By Greg Lee
The evening of September 8, 2020 started out fairly routine here in the mountains of Northern California. We even checked the status of the wildfires in our area by visiting the local Fire Chief at the Station.
The fire was miles away and three crews were on it, so we figured there wasn’t much chance of it reaching my location anytime soon. So, we went home, made dinner, and turned in early when the sun set at 8:30 p.m.
At 10:30 p.m. what sounded like a jet aircraft making low flybys disrupted my light sleep. I went outside to check things out. There were no aircraft, but the winds were whipping up. Soon I heard the sound of loud explosions.
I’m not a stranger to the sounds of exploding propane tanks, vehicle gas tanks, and power transformers. I quickly jumped on my motorcycle and did a local recon. Everything seemed fine.
The only fire I could see was miles away and not an immediate threat.
But I didn’t know that officials were igniting back fires in our community. I’m not sure why they would light fires in high winds, and naturally, they soon got out of control.

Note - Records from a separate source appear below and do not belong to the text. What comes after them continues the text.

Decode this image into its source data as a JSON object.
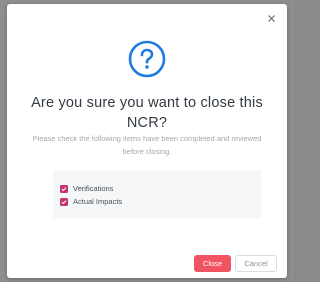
{
  "dialog": {
    "title": "Are you sure you want to close this NCR?",
    "message": "Please check the following items have been completed and reviewed before closing.",
    "checklist": [
      {
        "label": "Verifications",
        "checked": true
      },
      {
        "label": "Actual Impacts",
        "checked": true
      }
    ],
    "buttons": {
      "confirm_label": "Close",
      "cancel_label": "Cancel"
    },
    "icons": {
      "dismiss": "close-icon",
      "header": "question-circle-icon",
      "checkbox": "check-icon"
    }
  },
  "colors": {
    "accent_blue": "#1e7be0",
    "checkbox": "#c4366f",
    "confirm_button": "#f05361"
  }
}
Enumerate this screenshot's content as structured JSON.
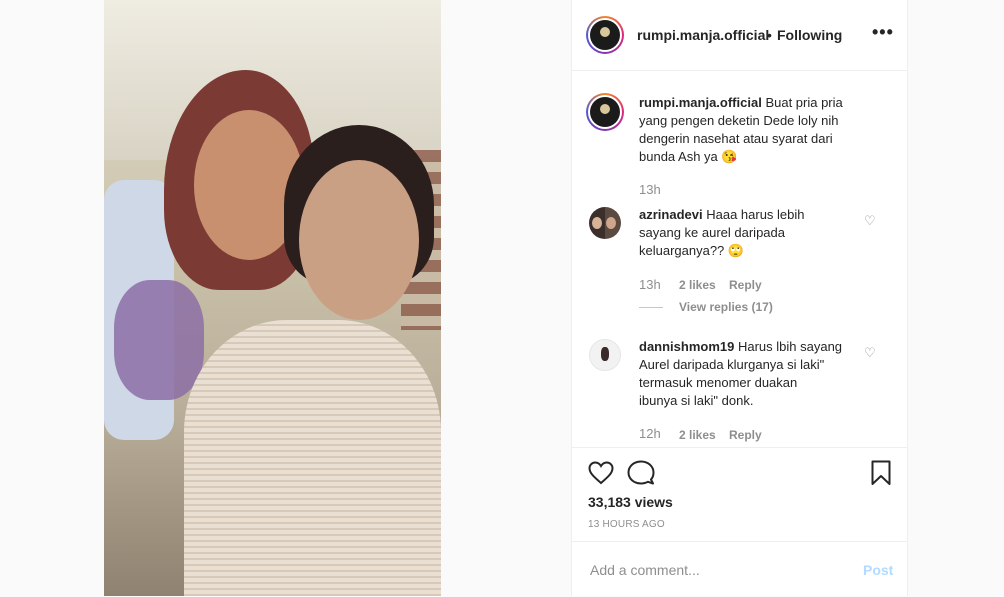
{
  "header": {
    "username": "rumpi.manja.official",
    "separator": "•",
    "follow_status": "Following",
    "more": "•••"
  },
  "caption": {
    "username": "rumpi.manja.official",
    "lines": [
      "Buat pria pria",
      "yang pengen deketin Dede loly nih",
      "dengerin nasehat atau syarat dari",
      "bunda Ash ya 😘"
    ],
    "time": "13h"
  },
  "comments": [
    {
      "username": "azrinadevi",
      "lines": [
        "Haaa harus lebih",
        "sayang ke aurel daripada",
        "keluarganya?? 🙄"
      ],
      "time": "13h",
      "likes": "2 likes",
      "reply": "Reply",
      "view_replies": "View replies (17)"
    },
    {
      "username": "dannishmom19",
      "lines": [
        "Harus lbih sayang",
        "Aurel daripada klurganya si laki\"",
        "termasuk menomer duakan",
        "ibunya si laki\" donk."
      ],
      "time": "12h",
      "likes": "2 likes",
      "reply": "Reply"
    }
  ],
  "actions": {
    "views": "33,183 views",
    "timestamp": "13 HOURS AGO"
  },
  "add_comment": {
    "placeholder": "Add a comment...",
    "post": "Post"
  },
  "colors": {
    "accent_post": "#b3dbff",
    "text": "#262626",
    "muted": "#8e8e8e"
  }
}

And then a soldier’s nightmare became reality. We were flanked by a wall of flames which was in effect, friendly fire, and the fire was racing through the crowns of the trees moving very fast.
I quickly gathered my dogs, computer, and firearms. I loaded my truck and practically drove through flames to a neighbor’s place to offer some assistance. I spent a few minutes there helping load up. As we drove down the mountain with the flames in hot pursuit, we were lucky not to have the road blocked by falling trees or power lines.

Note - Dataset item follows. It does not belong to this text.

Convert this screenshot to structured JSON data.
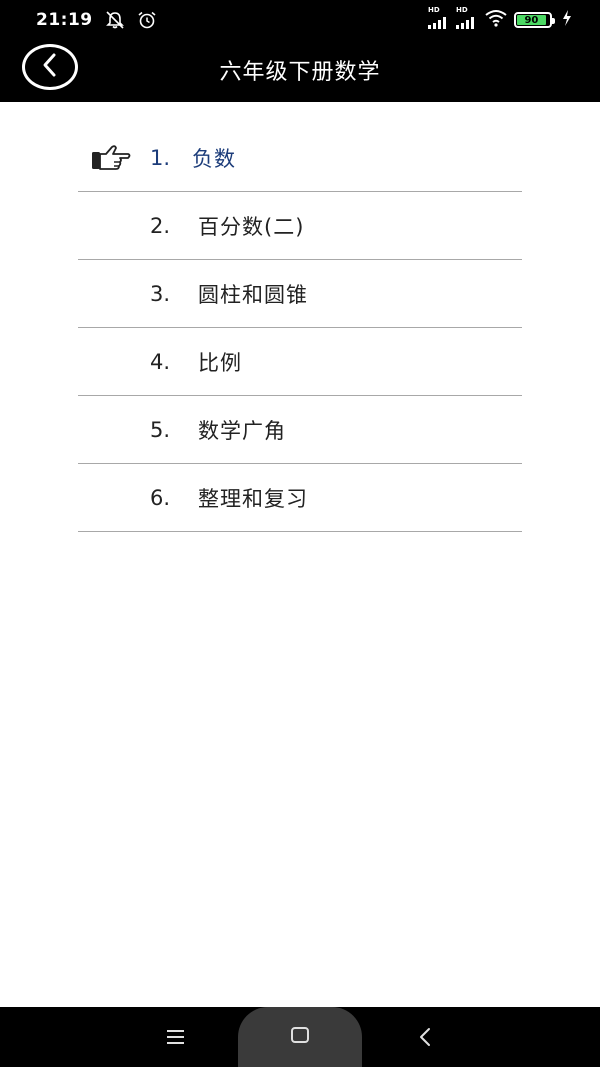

When disaster hits quickly, government agencies are ill equipped or prepared for an immediate response. In the first few hours neighbors were helping neighbors in our makeshift encampment in a large parking lot in town.

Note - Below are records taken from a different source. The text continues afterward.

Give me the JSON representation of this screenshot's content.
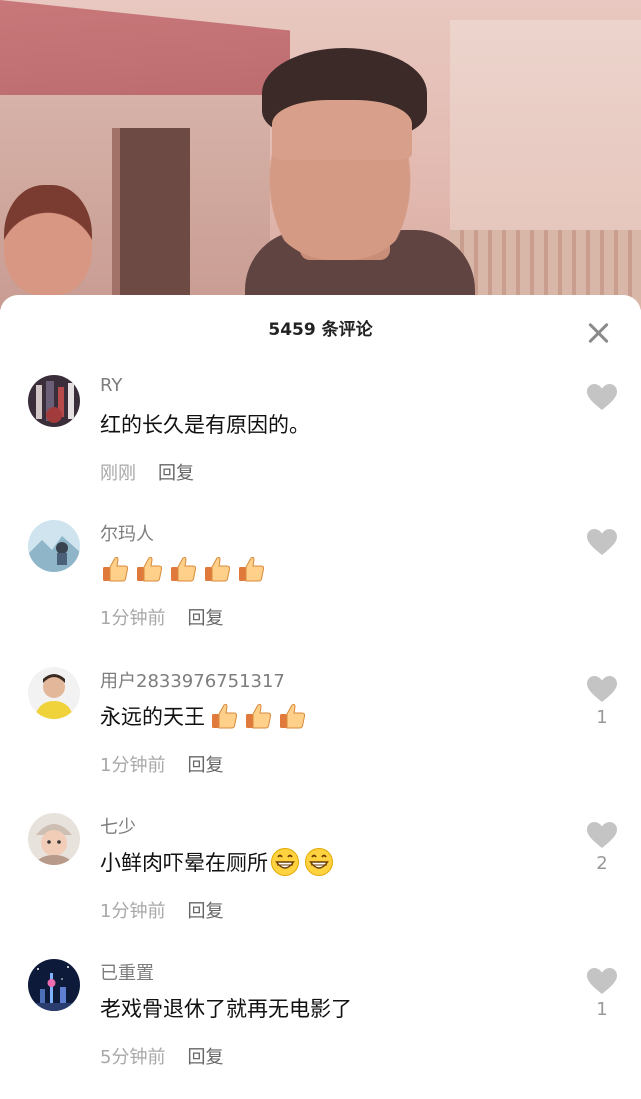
{
  "sheet": {
    "title": "5459 条评论"
  },
  "comments": [
    {
      "username": "RY",
      "text": "红的长久是有原因的。",
      "time": "刚刚",
      "reply": "回复",
      "likes": "",
      "emoji": []
    },
    {
      "username": "尔玛人",
      "text": "",
      "time": "1分钟前",
      "reply": "回复",
      "likes": "",
      "emoji": [
        "thumbs-up",
        "thumbs-up",
        "thumbs-up",
        "thumbs-up",
        "thumbs-up"
      ]
    },
    {
      "username": "用户2833976751317",
      "text": "永远的天王",
      "time": "1分钟前",
      "reply": "回复",
      "likes": "1",
      "emoji": [
        "thumbs-up",
        "thumbs-up",
        "thumbs-up"
      ]
    },
    {
      "username": "七少",
      "text": "小鲜肉吓晕在厕所",
      "time": "1分钟前",
      "reply": "回复",
      "likes": "2",
      "emoji": [
        "grin",
        "grin"
      ]
    },
    {
      "username": "已重置",
      "text": "老戏骨退休了就再无电影了",
      "time": "5分钟前",
      "reply": "回复",
      "likes": "1",
      "emoji": []
    }
  ],
  "colors": {
    "heart": "#c4c4c4",
    "username": "#7d7d7d",
    "meta": "#a8a8a8"
  }
}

Churches, rescue missions, and the Salvation Army were the first to respond with water, food, gasoline cards, and clothing.
Eventually, government agencies set up a resource center for the victims to use. Most of the agencies were there, but getting that assistance can be a long and time consuming process.
In many cases it can take weeks because housing and hotel rooms are hard to find. The current coronavirus pandemic also made for an extra challenge in this situation.
There exists a huge void in the assistance process. How does a victim get needed help in the space between the major aid providers and the immediate need?
I learned that one of the greatest resources available is from Veteran Service Organizations. When the Jewish War Veterans became aware of my dilemma, they were the first to respond and provide aid.
JWV has a dedicated Disaster Relief Program. They immediately approved my request for assistance and provided me with much needed funding for immediate needs. I am so grateful for the generosity and commitment my VSO has demonstrated.
My local Post 603 was also instrumental in providing aid. The members of the Post created a special fund, and I cannot begin to express how much it helped.
Thanks to the extraordinary efforts of the Jewish War Veterans at all levels, my tragedy has been significantly mitigated. I am forever appreciative to my comrades in arms for their unwavering support and actions to facilitate my challenges during these trying conditions.
When spring comes in a few months, thanks to JWV, I am prepared to go back to the mountain and rebuild.
It is truly an honor and a privilege to be associated with the greatest Veterans Service Organization in the nation, the Jewish War Veterans.
Volume 74. Number 4. 2020